▸ Activity:
Each record that follows must be reproduced exactly.

▸ Data provided:
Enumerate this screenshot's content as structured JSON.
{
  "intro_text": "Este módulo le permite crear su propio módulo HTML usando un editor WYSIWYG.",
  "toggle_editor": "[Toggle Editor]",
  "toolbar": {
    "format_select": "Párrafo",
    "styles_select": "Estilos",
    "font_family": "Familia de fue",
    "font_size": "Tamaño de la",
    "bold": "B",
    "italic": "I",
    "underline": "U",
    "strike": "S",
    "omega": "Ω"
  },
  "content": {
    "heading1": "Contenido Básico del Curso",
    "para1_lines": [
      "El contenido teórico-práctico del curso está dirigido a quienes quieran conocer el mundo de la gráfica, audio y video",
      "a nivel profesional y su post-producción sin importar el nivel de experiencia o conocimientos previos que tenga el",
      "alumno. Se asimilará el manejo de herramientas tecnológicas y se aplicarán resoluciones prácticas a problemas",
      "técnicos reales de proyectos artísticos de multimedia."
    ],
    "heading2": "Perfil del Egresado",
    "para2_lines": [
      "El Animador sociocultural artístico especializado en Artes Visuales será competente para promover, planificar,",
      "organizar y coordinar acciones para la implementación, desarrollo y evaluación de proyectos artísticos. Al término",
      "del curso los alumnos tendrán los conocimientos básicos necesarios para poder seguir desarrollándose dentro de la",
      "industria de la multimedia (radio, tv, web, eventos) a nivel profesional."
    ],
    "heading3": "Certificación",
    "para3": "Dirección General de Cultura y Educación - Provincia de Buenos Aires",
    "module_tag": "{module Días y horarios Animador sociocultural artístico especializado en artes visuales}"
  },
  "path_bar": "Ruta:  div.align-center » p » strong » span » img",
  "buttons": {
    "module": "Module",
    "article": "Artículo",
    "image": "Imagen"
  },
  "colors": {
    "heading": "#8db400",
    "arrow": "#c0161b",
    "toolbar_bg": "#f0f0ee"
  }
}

▸ Reply:
Enumerate this screenshot's content as structured JSON.
{
  "intro_text": "Este módulo le permite crear su propio módulo HTML usando un editor WYSIWYG.",
  "toggle_editor": "[Toggle Editor]",
  "toolbar": {
    "format_select": "Párrafo",
    "styles_select": "Estilos",
    "font_family": "Familia de fue",
    "font_size": "Tamaño de la",
    "bold": "B",
    "italic": "I",
    "underline": "U",
    "strike": "S",
    "omega": "Ω"
  },
  "content": {
    "heading1": "Contenido Básico del Curso",
    "para1_lines": [
      "El contenido teórico-práctico del curso está dirigido a quienes quieran conocer el mundo de la gráfica, audio y video",
      "a nivel profesional y su post-producción sin importar el nivel de experiencia o conocimientos previos que tenga el",
      "alumno. Se asimilará el manejo de herramientas tecnológicas y se aplicarán resoluciones prácticas a problemas",
      "técnicos reales de proyectos artísticos de multimedia."
    ],
    "heading2": "Perfil del Egresado",
    "para2_lines": [
      "El Animador sociocultural artístico especializado en Artes Visuales será competente para promover, planificar,",
      "organizar y coordinar acciones para la implementación, desarrollo y evaluación de proyectos artísticos. Al término",
      "del curso los alumnos tendrán los conocimientos básicos necesarios para poder seguir desarrollándose dentro de la",
      "industria de la multimedia (radio, tv, web, eventos) a nivel profesional."
    ],
    "heading3": "Certificación",
    "para3": "Dirección General de Cultura y Educación - Provincia de Buenos Aires",
    "module_tag": "{module Días y horarios Animador sociocultural artístico especializado en artes visuales}"
  },
  "path_bar": "Ruta:  div.align-center » p » strong » span » img",
  "buttons": {
    "module": "Module",
    "article": "Artículo",
    "image": "Imagen"
  },
  "colors": {
    "heading": "#8db400",
    "arrow": "#c0161b",
    "toolbar_bg": "#f0f0ee"
  }
}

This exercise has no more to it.